Britain was forced to ground all 16 of its new F-35 fighter jets after the United States government discovered that a faulty fuel tube was behind a crash last month.
"The aircraft mishap board is continuing its work and the US Marine Corps will provide additional information when it becomes available".
Inspections are expected to last a day or two, the department said.
Lockheed is slated to deliver 91 jets this year.
The inspections should be complete within 24 to 48 hours, Task & Purpose reported, citing a Pentagon official. If the aircraft has good fuel tubes, it will be allowed to begin flying again. During the subsequent investigation, certain fuel tubes were identified as a potential problem, largely involving aircraft built before 2015.
The announcement of the grounding comes after a United States Marine Corps F-35B from the 2nd Marine Aircraft Wing, Marine Fighter Attack Training Squadron 501, known as the "Warlords", crashed in SC near Marine Corps Air Station Beaufort on September 28.
"At this time, the cause of the mishap has not yet been determined", said Capt. Christopher Harrison, a U.S. Marine Corps spokesman.
Even before the F-35 grounding, experts speculated that Mattis's goal of reaching 80 percent readiness for these aircraft-the F-35, F-22, F-16, and F/A-18-was a pipe dream.
While the F-35's U.S-based Joint Program Office had indicated that the grounding included aircraft purchased by foreign militaries, the British military signaled Monday that its entire fleet is not grounded. "We will take every measure to ensure safe operations while we deliver, sustain and modernize the F-35 for the warfighter and our defense partners".
So far, the U.S. military has taken delivery of 245 F-35s, a lot of them to the Air Force.
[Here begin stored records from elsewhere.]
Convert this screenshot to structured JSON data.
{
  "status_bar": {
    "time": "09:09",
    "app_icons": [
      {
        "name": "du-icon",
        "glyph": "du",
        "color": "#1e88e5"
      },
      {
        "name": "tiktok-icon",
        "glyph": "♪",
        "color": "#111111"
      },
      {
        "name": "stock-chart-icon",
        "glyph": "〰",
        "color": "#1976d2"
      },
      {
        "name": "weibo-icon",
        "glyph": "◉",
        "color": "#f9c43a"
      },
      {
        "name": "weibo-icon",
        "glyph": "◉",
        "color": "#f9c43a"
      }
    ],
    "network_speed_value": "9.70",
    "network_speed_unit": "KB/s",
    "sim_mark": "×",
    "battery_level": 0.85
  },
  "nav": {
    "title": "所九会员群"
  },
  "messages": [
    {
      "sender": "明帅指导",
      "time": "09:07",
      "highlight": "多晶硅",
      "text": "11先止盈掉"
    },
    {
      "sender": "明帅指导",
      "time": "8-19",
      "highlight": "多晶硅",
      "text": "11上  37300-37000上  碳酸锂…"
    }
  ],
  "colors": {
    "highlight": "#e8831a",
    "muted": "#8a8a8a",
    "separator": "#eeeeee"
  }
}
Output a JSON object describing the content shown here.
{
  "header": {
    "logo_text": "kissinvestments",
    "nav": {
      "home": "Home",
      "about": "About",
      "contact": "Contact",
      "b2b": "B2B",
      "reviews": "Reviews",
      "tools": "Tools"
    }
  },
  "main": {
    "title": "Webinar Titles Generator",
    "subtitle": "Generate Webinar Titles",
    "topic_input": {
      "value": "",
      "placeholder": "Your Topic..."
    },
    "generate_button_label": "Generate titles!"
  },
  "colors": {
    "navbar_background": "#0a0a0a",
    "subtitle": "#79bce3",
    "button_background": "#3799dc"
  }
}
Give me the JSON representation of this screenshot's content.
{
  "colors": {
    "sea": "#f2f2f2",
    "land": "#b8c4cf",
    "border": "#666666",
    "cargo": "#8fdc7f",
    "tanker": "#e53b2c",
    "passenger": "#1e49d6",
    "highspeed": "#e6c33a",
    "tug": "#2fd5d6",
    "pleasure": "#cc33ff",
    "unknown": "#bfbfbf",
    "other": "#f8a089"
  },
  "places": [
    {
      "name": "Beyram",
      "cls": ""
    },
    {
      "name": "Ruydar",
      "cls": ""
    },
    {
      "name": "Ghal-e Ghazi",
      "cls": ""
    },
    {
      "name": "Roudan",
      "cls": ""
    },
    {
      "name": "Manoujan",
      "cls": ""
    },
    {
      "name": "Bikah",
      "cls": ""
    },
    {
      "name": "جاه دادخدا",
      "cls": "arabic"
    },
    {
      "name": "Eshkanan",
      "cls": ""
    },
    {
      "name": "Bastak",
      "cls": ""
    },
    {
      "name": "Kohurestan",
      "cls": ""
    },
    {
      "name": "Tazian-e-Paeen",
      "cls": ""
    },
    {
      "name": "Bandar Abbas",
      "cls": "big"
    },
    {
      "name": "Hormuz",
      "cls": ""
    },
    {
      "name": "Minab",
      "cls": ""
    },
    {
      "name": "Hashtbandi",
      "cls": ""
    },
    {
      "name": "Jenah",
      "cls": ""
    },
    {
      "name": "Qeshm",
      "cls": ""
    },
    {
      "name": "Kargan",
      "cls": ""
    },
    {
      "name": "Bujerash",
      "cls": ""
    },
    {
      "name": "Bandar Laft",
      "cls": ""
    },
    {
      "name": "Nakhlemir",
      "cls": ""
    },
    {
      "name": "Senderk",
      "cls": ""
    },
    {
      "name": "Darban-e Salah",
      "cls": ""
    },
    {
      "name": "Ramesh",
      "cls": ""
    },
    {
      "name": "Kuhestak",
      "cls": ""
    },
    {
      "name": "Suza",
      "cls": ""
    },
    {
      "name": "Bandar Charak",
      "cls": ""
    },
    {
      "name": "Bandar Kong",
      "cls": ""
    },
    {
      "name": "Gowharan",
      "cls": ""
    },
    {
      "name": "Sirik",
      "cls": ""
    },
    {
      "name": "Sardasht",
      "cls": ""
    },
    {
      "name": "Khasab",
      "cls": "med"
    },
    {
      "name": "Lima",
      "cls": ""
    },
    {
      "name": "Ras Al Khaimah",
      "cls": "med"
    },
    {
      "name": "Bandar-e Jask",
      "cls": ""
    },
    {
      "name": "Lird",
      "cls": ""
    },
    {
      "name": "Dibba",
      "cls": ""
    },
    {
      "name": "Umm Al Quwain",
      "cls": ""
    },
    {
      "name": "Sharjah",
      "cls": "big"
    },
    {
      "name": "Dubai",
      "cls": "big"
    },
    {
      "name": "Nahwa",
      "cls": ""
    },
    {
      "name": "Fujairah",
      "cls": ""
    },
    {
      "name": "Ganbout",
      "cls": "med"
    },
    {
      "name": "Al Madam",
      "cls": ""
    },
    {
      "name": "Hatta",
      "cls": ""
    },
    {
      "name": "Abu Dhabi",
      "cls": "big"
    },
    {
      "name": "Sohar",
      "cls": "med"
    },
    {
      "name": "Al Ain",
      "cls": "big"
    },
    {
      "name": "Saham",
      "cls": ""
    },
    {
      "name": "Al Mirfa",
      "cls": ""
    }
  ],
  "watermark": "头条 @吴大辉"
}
In May, Israel announced it had conducted the first combat missions ever using the F-35 but offered few details.
More than 320 F-35s around the world must now undergo the inspections, according to a source familiar with the program. The Israeli warplanes, purchased from the USA, are a different model than the American one that crashed.
For the U.S. Defense Department, the timing could not be worse.
It cost an estimated $400bn and had a goal to produce 2,500 aircraft in the coming years.
In a statement, the F-35 Joint Program Office said the U.S. and its global partners had suspended flight operations while a fleet-wide inspection of fuel tubes was conducted.
Because the problem is related to a fleetwide engine issue, rather than just in the F-35B models, it appears unlikely that the problem is unrelated to the short-takeoff and vertical-landing capabilities of the Marine's design.